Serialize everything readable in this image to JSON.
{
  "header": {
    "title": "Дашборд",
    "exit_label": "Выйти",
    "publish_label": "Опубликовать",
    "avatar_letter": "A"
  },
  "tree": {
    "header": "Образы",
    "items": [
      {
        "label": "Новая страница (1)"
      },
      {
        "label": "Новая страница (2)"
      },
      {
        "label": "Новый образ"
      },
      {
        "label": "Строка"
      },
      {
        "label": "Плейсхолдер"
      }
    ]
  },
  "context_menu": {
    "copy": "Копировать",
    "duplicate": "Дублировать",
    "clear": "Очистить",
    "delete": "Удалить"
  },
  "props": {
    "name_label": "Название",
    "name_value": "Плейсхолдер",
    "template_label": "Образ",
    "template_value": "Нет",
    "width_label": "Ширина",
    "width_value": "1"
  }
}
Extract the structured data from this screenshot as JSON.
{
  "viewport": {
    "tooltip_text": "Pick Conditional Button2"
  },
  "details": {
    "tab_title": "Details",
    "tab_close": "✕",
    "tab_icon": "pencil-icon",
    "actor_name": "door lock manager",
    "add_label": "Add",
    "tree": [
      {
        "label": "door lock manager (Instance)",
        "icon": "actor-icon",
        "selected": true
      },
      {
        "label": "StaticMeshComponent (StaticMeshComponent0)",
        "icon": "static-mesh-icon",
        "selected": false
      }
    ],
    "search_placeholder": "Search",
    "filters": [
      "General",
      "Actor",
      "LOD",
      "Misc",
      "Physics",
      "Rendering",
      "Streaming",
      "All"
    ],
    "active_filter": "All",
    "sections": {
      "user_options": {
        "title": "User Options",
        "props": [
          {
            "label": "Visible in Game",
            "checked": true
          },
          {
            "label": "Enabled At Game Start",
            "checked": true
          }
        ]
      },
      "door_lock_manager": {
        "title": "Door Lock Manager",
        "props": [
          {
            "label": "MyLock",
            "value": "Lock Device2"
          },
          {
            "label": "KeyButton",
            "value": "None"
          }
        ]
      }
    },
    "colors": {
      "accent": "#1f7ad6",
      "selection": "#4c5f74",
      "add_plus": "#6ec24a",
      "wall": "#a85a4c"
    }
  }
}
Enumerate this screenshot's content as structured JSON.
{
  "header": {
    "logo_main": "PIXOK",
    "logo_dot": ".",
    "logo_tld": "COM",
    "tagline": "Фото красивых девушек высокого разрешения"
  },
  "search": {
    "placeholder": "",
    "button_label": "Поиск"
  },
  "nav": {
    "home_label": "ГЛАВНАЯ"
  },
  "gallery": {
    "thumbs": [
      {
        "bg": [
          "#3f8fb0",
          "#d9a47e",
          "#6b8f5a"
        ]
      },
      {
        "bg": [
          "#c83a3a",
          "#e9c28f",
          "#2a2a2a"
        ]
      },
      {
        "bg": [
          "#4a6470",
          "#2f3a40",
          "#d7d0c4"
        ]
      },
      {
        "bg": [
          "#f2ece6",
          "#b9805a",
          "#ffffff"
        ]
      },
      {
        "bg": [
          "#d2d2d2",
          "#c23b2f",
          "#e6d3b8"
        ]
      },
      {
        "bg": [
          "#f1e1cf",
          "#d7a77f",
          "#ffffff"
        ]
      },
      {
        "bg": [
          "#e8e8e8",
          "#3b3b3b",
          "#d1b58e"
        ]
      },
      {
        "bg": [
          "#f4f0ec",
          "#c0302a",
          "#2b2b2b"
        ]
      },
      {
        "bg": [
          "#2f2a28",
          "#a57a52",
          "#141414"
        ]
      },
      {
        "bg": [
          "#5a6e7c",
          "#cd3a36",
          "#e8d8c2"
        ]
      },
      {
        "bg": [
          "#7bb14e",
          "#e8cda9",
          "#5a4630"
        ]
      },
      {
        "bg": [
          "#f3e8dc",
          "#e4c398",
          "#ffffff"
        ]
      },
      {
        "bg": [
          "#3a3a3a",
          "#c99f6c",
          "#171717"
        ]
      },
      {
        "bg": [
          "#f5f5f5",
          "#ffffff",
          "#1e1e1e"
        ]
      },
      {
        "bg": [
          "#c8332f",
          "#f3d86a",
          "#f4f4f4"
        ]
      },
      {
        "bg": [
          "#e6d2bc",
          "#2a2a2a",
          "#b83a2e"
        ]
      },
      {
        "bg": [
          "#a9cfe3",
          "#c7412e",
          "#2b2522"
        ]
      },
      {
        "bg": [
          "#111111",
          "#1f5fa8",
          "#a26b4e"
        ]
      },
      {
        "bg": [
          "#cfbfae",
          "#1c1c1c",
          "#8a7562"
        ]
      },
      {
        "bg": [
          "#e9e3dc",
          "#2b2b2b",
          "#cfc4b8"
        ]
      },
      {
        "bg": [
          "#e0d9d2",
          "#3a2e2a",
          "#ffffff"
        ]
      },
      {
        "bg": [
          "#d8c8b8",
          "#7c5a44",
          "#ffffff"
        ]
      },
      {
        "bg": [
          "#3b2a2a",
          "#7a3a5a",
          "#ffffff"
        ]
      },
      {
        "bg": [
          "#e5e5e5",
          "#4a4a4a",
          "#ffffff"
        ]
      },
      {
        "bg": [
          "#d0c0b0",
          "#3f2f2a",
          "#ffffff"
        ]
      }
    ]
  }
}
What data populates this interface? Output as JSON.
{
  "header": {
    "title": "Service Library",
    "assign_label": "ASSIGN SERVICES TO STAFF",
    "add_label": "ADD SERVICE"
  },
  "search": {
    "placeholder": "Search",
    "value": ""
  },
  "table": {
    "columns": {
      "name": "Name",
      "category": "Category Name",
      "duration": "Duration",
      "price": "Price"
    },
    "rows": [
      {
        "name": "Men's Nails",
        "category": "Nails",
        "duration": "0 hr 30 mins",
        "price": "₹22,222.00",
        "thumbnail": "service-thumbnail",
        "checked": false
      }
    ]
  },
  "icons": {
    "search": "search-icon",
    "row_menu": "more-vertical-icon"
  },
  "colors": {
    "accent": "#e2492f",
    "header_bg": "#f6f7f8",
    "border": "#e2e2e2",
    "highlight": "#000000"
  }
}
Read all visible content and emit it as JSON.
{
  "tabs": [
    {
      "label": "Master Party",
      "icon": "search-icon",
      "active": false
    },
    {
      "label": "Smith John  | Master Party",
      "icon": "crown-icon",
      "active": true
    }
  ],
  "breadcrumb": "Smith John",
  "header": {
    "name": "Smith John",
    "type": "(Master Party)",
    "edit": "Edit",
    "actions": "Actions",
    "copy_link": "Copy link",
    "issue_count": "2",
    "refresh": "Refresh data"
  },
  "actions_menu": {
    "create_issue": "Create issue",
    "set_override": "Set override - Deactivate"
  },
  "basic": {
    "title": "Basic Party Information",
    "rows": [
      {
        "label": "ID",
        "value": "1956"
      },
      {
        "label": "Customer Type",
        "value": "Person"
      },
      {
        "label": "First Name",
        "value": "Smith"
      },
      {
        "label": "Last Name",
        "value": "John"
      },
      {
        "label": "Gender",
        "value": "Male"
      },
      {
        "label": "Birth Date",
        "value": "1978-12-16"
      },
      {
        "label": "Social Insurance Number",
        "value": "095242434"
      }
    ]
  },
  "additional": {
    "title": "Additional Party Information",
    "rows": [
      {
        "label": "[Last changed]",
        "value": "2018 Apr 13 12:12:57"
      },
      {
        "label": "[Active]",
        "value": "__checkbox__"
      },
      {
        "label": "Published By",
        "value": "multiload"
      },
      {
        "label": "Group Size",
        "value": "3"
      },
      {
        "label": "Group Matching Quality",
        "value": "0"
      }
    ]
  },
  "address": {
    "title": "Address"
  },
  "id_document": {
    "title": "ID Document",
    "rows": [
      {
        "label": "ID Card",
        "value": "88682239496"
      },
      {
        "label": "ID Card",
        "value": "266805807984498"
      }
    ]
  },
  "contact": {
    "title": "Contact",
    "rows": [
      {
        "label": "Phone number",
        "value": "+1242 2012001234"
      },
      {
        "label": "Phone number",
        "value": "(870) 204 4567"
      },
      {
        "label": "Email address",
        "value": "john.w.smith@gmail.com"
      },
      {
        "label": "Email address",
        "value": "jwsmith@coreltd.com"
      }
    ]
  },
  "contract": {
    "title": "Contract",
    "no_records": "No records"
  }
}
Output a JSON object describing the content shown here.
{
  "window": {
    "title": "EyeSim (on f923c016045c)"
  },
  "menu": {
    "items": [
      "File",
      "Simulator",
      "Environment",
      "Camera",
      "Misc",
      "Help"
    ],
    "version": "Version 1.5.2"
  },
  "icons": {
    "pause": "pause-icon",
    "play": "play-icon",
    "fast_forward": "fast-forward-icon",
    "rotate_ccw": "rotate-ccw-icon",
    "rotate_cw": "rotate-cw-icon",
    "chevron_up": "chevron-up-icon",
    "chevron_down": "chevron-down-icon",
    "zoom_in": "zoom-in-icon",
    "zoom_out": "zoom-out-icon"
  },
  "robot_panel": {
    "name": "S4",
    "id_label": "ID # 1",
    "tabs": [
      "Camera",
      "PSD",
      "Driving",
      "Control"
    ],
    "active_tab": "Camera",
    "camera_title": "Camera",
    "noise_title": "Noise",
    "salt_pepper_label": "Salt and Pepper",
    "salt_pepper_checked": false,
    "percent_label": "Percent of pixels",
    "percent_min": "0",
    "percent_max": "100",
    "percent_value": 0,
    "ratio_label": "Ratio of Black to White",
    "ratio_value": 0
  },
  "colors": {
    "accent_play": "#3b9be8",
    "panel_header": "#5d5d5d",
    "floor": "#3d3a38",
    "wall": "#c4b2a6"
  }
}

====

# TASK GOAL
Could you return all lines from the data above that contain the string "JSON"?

# SOLUTION TO THE PROBLEM
Serialize everything readable in this image to JSON.
Extract the structured data from this screenshot as JSON.
Enumerate this screenshot's content as structured JSON.
What data populates this interface? Output as JSON.
Read all visible content and emit it as JSON.
Output a JSON object describing the content shown here.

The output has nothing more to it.